__The task__: What you return must match the records exactly, except that the pictures are gone.

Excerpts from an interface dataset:
[Start of Attachment]

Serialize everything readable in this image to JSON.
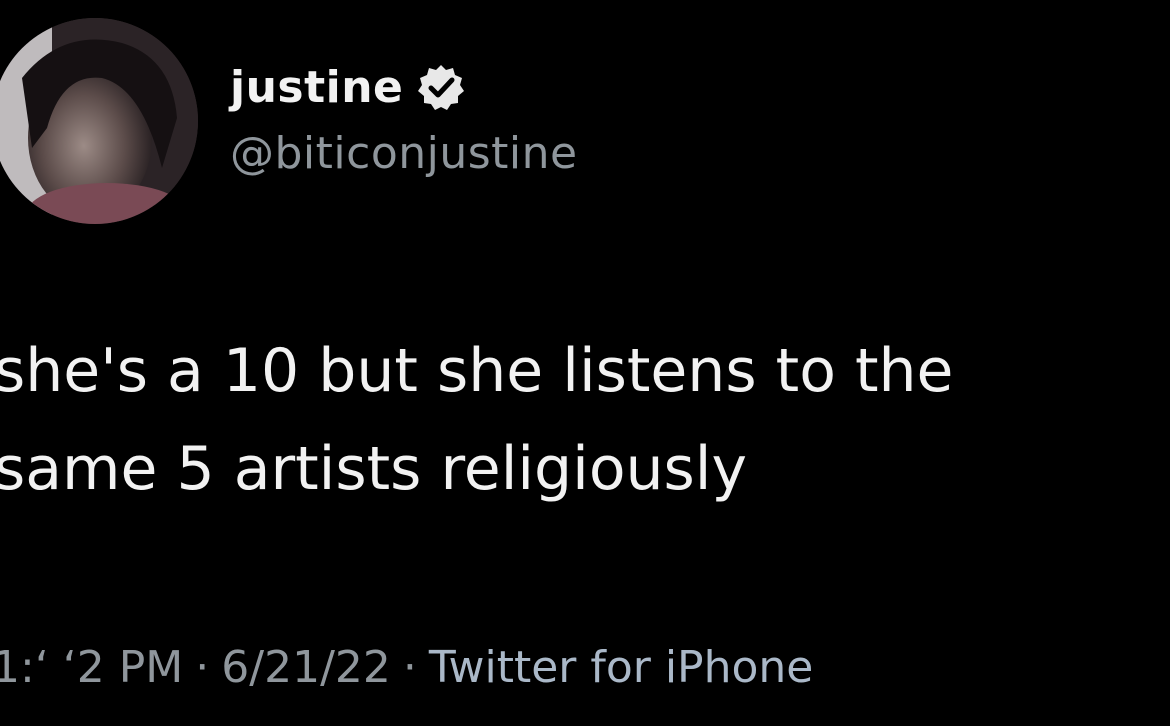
{
  "tweet": {
    "author": {
      "display_name": "justine",
      "handle": "@biticonjustine",
      "verified": true,
      "verified_icon": "verified-check-icon"
    },
    "text": "she's a 10 but she listens to the\nsame 5 artists religiously",
    "meta": {
      "time": "1:‘ ‘2 PM",
      "separator": "·",
      "date": "6/21/22",
      "source": "Twitter for iPhone"
    }
  },
  "colors": {
    "background": "#000000",
    "primary_text": "#f2f2f2",
    "secondary_text": "#8f969c",
    "source_link": "#aab8c8",
    "badge": "#e8e8e8"
  }
}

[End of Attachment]

__Response to the task__:
Serialize everything readable in this image to JSON.
{
  "tweet": {
    "author": {
      "display_name": "justine",
      "handle": "@biticonjustine",
      "verified": true,
      "verified_icon": "verified-check-icon"
    },
    "text": "she's a 10 but she listens to the\nsame 5 artists religiously",
    "meta": {
      "time": "1:‘ ‘2 PM",
      "separator": "·",
      "date": "6/21/22",
      "source": "Twitter for iPhone"
    }
  },
  "colors": {
    "background": "#000000",
    "primary_text": "#f2f2f2",
    "secondary_text": "#8f969c",
    "source_link": "#aab8c8",
    "badge": "#e8e8e8"
  }
}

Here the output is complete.